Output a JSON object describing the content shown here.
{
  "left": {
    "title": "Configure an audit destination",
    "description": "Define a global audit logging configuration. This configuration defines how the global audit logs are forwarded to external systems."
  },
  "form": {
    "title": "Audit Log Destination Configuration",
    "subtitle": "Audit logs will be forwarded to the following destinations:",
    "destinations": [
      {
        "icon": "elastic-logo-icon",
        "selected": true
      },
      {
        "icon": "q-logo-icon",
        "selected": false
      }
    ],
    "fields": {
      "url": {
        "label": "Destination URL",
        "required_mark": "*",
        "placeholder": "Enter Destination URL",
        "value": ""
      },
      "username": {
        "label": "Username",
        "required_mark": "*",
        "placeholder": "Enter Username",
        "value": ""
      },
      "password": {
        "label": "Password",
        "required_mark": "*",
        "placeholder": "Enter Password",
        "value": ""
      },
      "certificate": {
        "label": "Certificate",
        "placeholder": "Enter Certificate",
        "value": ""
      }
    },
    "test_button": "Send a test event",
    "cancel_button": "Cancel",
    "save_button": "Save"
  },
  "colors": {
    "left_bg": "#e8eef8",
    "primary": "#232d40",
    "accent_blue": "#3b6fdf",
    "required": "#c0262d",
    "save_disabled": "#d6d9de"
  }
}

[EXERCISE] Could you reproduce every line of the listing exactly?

[RESULT OF THE TASK]
Output a JSON object describing the content shown here.
{
  "left": {
    "title": "Configure an audit destination",
    "description": "Define a global audit logging configuration. This configuration defines how the global audit logs are forwarded to external systems."
  },
  "form": {
    "title": "Audit Log Destination Configuration",
    "subtitle": "Audit logs will be forwarded to the following destinations:",
    "destinations": [
      {
        "icon": "elastic-logo-icon",
        "selected": true
      },
      {
        "icon": "q-logo-icon",
        "selected": false
      }
    ],
    "fields": {
      "url": {
        "label": "Destination URL",
        "required_mark": "*",
        "placeholder": "Enter Destination URL",
        "value": ""
      },
      "username": {
        "label": "Username",
        "required_mark": "*",
        "placeholder": "Enter Username",
        "value": ""
      },
      "password": {
        "label": "Password",
        "required_mark": "*",
        "placeholder": "Enter Password",
        "value": ""
      },
      "certificate": {
        "label": "Certificate",
        "placeholder": "Enter Certificate",
        "value": ""
      }
    },
    "test_button": "Send a test event",
    "cancel_button": "Cancel",
    "save_button": "Save"
  },
  "colors": {
    "left_bg": "#e8eef8",
    "primary": "#232d40",
    "accent_blue": "#3b6fdf",
    "required": "#c0262d",
    "save_disabled": "#d6d9de"
  }
}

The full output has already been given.